# WHAT YOU HAVE TO DO
Find all the lines in the entries below that hold the word "Baldwin" and copy them.

[RECORDS TO PROCESS]

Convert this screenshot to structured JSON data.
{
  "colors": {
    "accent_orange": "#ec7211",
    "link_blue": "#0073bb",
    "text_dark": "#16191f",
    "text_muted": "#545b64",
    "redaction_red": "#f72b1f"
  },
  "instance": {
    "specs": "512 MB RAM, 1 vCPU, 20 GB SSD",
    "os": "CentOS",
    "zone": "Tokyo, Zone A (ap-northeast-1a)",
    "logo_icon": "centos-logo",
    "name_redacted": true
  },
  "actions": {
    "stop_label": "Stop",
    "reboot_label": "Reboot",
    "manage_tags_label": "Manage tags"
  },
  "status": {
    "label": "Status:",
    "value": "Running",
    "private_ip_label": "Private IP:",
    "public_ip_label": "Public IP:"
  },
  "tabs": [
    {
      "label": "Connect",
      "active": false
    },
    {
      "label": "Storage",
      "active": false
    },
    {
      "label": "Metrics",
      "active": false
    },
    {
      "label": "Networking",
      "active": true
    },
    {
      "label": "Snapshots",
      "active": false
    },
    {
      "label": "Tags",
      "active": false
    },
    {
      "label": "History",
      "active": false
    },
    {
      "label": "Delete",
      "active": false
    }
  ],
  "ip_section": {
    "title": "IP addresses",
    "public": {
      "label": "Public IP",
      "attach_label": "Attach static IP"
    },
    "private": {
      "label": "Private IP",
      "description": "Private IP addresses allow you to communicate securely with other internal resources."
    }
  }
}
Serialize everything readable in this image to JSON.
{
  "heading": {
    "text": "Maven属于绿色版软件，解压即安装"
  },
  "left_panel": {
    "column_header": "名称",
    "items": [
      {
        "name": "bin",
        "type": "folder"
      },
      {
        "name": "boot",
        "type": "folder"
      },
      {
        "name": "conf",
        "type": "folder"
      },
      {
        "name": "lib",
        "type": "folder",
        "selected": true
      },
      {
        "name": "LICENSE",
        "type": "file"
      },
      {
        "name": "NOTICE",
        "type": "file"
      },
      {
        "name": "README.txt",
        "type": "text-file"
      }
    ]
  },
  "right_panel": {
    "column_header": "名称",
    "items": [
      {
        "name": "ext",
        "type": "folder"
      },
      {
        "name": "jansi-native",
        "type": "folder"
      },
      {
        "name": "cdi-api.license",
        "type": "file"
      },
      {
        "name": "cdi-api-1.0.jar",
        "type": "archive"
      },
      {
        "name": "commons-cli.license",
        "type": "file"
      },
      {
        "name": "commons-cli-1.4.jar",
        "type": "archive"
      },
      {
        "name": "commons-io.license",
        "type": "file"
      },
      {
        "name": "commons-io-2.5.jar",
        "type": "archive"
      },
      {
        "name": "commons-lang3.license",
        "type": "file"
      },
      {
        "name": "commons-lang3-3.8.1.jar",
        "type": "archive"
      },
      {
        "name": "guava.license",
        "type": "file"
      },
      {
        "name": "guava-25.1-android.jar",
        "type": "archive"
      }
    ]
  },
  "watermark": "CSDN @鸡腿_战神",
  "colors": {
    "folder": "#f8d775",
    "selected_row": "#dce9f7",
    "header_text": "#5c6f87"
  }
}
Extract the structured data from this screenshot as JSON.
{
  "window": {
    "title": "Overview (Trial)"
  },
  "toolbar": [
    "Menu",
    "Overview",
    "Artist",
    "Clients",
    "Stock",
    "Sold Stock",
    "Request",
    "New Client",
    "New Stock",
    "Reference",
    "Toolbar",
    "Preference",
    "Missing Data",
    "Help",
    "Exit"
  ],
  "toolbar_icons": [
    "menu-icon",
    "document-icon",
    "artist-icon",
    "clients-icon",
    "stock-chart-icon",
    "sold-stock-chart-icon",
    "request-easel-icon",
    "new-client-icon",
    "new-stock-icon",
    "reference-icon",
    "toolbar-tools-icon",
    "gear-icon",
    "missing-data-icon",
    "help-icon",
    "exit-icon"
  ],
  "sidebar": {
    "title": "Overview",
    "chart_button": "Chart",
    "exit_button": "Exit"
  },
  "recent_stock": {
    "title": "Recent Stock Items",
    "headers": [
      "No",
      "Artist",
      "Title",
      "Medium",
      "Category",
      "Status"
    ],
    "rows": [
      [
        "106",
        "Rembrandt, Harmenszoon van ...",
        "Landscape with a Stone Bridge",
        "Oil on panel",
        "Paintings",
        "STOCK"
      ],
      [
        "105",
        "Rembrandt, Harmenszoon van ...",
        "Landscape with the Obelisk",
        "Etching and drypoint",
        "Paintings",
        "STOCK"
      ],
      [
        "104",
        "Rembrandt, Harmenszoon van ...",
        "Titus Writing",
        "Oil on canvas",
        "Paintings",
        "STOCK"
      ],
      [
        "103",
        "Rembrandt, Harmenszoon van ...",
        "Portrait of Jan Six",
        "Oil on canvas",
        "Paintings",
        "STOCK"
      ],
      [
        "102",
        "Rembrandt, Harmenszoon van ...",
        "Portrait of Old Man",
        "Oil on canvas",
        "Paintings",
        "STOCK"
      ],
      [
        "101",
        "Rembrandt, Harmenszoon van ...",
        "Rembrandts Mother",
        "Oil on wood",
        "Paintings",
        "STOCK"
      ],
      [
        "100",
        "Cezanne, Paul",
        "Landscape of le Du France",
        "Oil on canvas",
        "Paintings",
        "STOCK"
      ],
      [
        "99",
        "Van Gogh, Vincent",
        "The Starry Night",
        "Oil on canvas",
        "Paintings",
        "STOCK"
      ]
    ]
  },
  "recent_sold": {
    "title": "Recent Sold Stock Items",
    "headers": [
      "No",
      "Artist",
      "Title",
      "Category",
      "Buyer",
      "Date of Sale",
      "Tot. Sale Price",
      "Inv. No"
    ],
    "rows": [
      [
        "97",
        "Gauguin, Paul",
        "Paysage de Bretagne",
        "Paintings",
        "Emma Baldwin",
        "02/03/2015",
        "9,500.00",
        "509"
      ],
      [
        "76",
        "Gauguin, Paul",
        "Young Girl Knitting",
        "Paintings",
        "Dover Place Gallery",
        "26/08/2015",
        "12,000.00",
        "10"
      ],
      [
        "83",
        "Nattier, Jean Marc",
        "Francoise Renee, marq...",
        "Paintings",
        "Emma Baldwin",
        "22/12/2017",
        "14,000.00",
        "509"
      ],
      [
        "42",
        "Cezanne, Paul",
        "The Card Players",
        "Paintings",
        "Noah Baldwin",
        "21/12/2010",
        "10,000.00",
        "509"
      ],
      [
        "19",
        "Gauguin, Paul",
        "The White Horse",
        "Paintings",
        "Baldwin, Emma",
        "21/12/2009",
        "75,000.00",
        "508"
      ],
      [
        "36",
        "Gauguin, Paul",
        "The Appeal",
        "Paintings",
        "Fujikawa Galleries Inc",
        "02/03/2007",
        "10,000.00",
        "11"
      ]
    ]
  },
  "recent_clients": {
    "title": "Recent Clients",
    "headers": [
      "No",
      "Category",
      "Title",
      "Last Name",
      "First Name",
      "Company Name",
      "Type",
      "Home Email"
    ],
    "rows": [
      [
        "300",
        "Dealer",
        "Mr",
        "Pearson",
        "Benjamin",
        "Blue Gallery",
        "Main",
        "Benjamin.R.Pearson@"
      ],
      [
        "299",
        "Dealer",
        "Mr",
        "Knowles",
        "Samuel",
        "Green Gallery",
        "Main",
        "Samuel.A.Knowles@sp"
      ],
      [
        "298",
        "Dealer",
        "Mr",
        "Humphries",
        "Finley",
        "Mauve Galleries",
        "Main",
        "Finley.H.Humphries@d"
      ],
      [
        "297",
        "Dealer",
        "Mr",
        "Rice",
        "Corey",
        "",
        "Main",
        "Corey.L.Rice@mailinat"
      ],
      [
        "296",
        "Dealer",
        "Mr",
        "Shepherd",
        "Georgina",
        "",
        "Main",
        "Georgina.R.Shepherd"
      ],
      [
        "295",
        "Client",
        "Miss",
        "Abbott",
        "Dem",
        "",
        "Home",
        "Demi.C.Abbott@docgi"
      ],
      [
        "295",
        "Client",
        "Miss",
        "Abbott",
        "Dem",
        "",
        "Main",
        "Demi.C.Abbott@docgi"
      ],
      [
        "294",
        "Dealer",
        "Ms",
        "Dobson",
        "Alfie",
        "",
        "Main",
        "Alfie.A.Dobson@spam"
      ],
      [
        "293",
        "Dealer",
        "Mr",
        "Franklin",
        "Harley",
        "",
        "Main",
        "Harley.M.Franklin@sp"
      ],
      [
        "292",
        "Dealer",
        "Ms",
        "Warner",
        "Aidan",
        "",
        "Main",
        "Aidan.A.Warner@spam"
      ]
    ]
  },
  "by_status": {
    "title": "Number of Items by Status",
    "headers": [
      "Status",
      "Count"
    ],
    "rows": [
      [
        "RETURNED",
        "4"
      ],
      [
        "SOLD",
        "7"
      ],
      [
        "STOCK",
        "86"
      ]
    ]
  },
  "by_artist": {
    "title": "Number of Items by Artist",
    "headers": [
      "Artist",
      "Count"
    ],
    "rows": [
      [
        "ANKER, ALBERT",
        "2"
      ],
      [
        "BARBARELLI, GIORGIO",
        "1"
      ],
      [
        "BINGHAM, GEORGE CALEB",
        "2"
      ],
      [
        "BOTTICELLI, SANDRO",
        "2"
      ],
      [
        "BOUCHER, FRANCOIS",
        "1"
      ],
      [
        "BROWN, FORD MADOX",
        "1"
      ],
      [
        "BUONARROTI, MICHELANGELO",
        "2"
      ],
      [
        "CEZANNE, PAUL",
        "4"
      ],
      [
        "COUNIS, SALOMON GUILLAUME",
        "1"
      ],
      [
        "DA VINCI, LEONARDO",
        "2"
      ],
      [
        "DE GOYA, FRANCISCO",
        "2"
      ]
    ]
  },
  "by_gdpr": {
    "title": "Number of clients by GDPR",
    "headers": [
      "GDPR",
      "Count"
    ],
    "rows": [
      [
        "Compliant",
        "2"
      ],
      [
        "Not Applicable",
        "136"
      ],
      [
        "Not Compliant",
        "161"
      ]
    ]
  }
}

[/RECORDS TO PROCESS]

# ANSWER AREA
        "Emma Baldwin",
        "Emma Baldwin",
        "Noah Baldwin",
        "Baldwin, Emma",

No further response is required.